All of this is presented in a comical manner mixed with a few dramatic sequences, which I guess a film dealing with this subject matter couldn’t have fully avoided, although I hoped it would. Nothing too sentimental though, but the transition from one to another still felt rather unorthodox, if not a bit irregular and disarming. Regardless, don’t expect gravity defying action and wacky humor, as the poster might have suggested. Also nothing groundbreaking in regards to the teacher/student relationship which has been done numerous times and various ways. But some good laughs along with some more realistically choreographed fight scenes and no unnecessary subplots, made watching this film an effortless and an enjoyable experience. The ending reassured me that this film’s intent wasn’t to promote the art of tear-jerking and sadness, but instead it settled on delivering a rather benevolent message that all you need is a rule-breaking martial artist with a criminal past to teach you how to disregard pain and unleash a proverbial beating that would paint happy faces on bullied boys all over the world.

What can I really say about this movie? There doesn’t seem to be a ton after this accurate and well written review I found on IMDB. It covers the plot outline far better than I ever could with a foreign film.

The movie was well written and acted and gave a fresh feel to the Karate Kiddish theme of the movie. A very adult language oriented film, you really feel that you wish that this poor kid would just stop getting the crap beat out of him on almost a daily basis and this continues right up until the end with the bullies apparently not wanting to ever learn their lesson. You keep hoping that the main character will ever come out of his shell and just start to take up for himself.

The main character doesn’t learn his fighting skills through any real training though as much as just being vocally motivated to open himself up and find ways to take care of himself through a series of small conversations that he has with his instructor. You begin to wonder after a while if this poor kid will ever be able to fend for himself from learning via such an odd technique. Learning to step up to the plate for himself never seems to be the right motivator to move our young hero in the right direction as he continues to take one terrible bloody beating after another throughout the movie.

If you are looking for a no nonsense fighting movie that lends itself to very real choreographed fighting scenes and have an open mind then this flick is a good fit. It’s a fresh look at dealing with life from the school of hard knocks that will open the eyes to many that will watch it and it has just the right amount of comic relief to give the audience a break when it is sorely needed.

Though not quite the caliber of some of the films that we have been seeing come out of China in the fighting genre. I don’t really think that this film is meant to hit on the same note as it’s foreign competitors have been pushing out for quite some time now and it was really nice to see how a different culture deals with these issues.

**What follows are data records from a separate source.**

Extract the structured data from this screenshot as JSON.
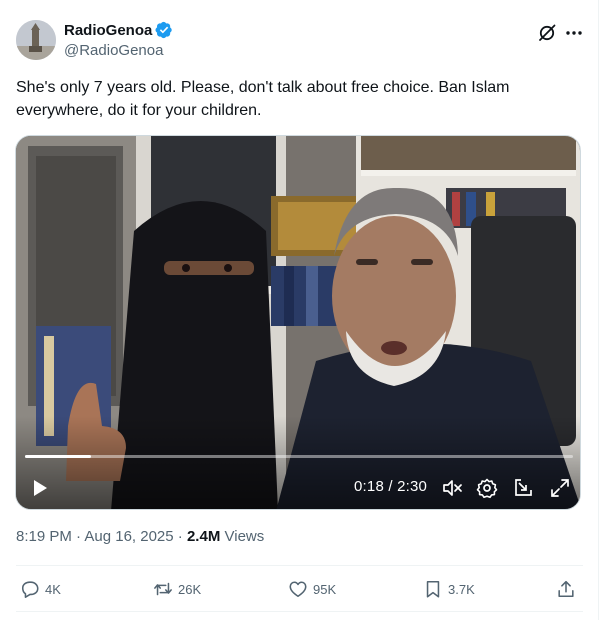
{
  "author": {
    "display_name": "RadioGenoa",
    "handle": "@RadioGenoa",
    "verified": true,
    "verified_color": "#1d9bf0"
  },
  "header_icons": [
    "grok-icon",
    "more-icon"
  ],
  "tweet": {
    "text": "She's only 7 years old. Please, don't talk about free choice. Ban Islam everywhere, do it for your children."
  },
  "video": {
    "elapsed": "0:18",
    "duration": "2:30",
    "time_display": "0:18 / 2:30",
    "progress_fraction": 0.12,
    "controls": [
      "play-icon",
      "mute-icon",
      "settings-icon",
      "popout-icon",
      "fullscreen-icon"
    ]
  },
  "meta": {
    "timestamp": "8:19 PM · Aug 16, 2025",
    "separator": "·",
    "views_count": "2.4M",
    "views_label": "Views"
  },
  "actions": {
    "replies": "4K",
    "reposts": "26K",
    "likes": "95K",
    "bookmarks": "3.7K"
  },
  "colors": {
    "text_primary": "#0f1419",
    "text_secondary": "#536471",
    "accent": "#1d9bf0",
    "border": "#eff3f4"
  }
}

I don’t know if you will be able to find this movie without going through various movie forums that are out there as I stumbled upon this gem completely by accident and can’t seem to find the link to the forum at the time of this writing. This may also be the only way to enjoy the film with English subs and a fan put forth a lot of effort to make it possible. Still if you can find it give it a watch it’s definitely worth the time.


I found the movie for sale at the following link:


I give this movie 3.5/5 stars.

Warning some spoilers! It was the only preview type video I could find though so I apologize in advance.